The S&P has been in a historic bull market for years. It has gone up and up. Dips have been few and mostly very small.

With such a persistent trend, surely traders have made fortunes? It should be a trader’s dream. But this is not the case. Paradoxically, the S&P has been a tough market for profits.

Traders trade the markets. They do not buy and hold; they buy to sell.

Most often, traders complete several trades or round-turns in a day. Here lays the problem; the trend is only there for overnight position holders – not for day traders.

Bespoke Investment Group recently released a study in which they stated something that many investors will find confusing, disappointing, or both. Since 1993, only one of the S&P 500’s gains has occurred during the primary trading day.

They specifically stated that purchasing the S&P 500 ETF (SPY) SPY +1.2 per cent at the open and selling it at the close each day (so you only hold it during the trading day) produced a cumulative return of -13.9 per cent (that’s a minus sign, and it’s over 27 years).

Purchasing SPY at the close of the session and selling it at the following session open produced a return of … wait for it … +634.2 per cent!

The ramifications for stock market investors can be substantial. You go to bed with the value of your portfolio at $100, and when the market opens the following day at 9:30 a.m. EST, it is no longer $100.

Who is responsible for the overnight effect?

Many private investors believe there is a conspiracy to stop them from participating in the real moves of the market. However, the evil hedge funds are not behind this.

It is a fact that when the US stock market closes at 4 p.m. EST one day and does not reopen until 9:30 a.m. the following day, stock prices do not necessarily remain stationary.

Each day, the market closes at 4:00 p.m. However, the S&P 500 ‘futures’ market remains active for most of the 24-hour period. Futures are also available for several other major indices.

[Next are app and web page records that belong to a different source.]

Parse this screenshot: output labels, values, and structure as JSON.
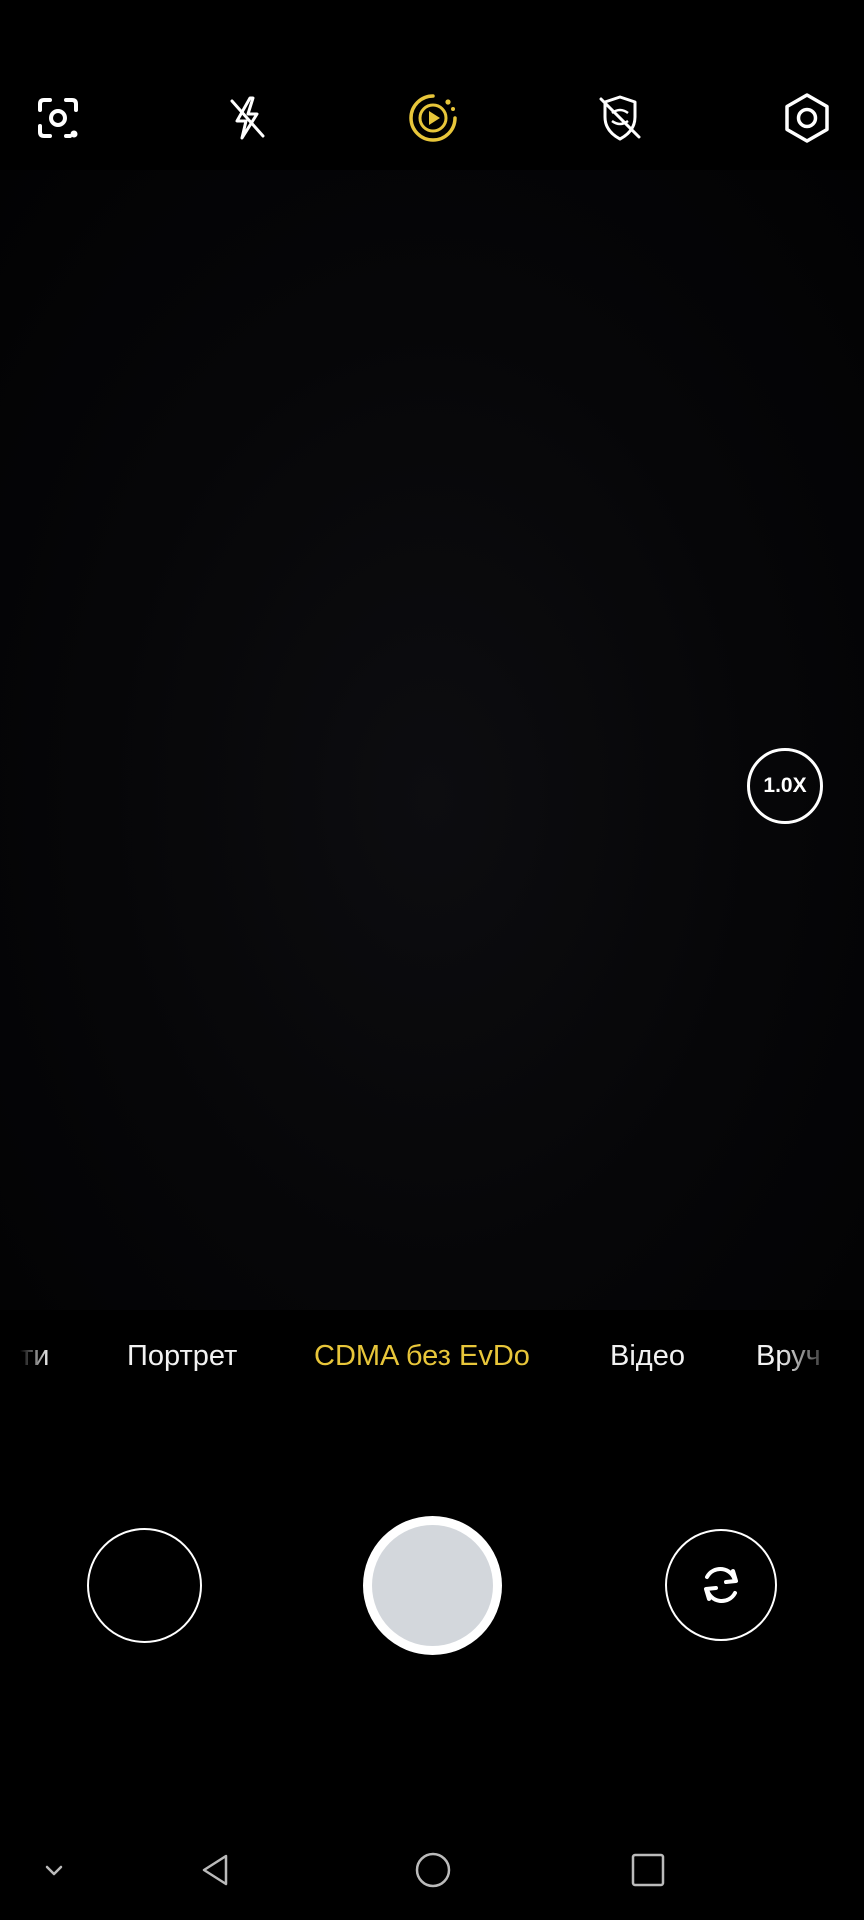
{
  "top_bar": {
    "icons": [
      "lens-scan-icon",
      "flash-off-icon",
      "motion-photo-icon",
      "ai-scene-off-icon",
      "settings-icon"
    ],
    "active_color": "#e8c63a"
  },
  "zoom": {
    "label": "1.0X"
  },
  "modes": {
    "items": [
      {
        "label": "ти"
      },
      {
        "label": "Портрет"
      },
      {
        "label": "CDMA без EvDo"
      },
      {
        "label": "Відео"
      },
      {
        "label": "Вруч"
      }
    ],
    "selected": "CDMA без EvDo",
    "accent": "#e8c63a"
  },
  "controls": {
    "gallery": "gallery-thumbnail",
    "shutter": "shutter-button",
    "switch": "switch-camera-icon"
  },
  "nav": {
    "icons": [
      "chevron-down-icon",
      "back-icon",
      "home-icon",
      "recents-icon"
    ]
  }
}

The US stock futures market is only closed on Friday night and reopens at 6 p.m. EST on Sunday. It is a five-day continuous market.

What happens at night, when only futures are open (they are also open during the trading day)?

The S&P 500’s price is set by participants in the futures market, which is frequently very thinly traded until close to market open each day.

This is determined by supply and demand, news, and a variety of other factors that affect the market during a typical trading day.

All of that ‘noise’ generated during the 6 1/2 hours of daily market activity has amounted to nearly nothing over the last 27 years. The market’s gains have occurred entirely overnight.

SPY Overnight Effect
SPY Overnight Effect

The chart above shows the Overnight Effect very clearly.

  • The red line represents the overnight accumulation (from the day’s close to the day’s open)
  • The green line represents the normal trading hours (NTH) accumulation (from the day’s open to the day’s close).
  • The grey line represents the accumulation of daily changes (previous close to close).

NTH did not contribute to the SPY total return until about March 2021.

Since the ETF’s inception, its overall contribution is only 36.4 points, compared to a contribution of 405.4 points for overnight positions.

All this is yet another reason why technical analysis is undervalued as a source of power in modern investing.

As futures traders have relied on technical analysis (charting) for decades, long before it gained popularity, it’s important to understand them and their thinking, even if you’re not a trader, especially if you are one.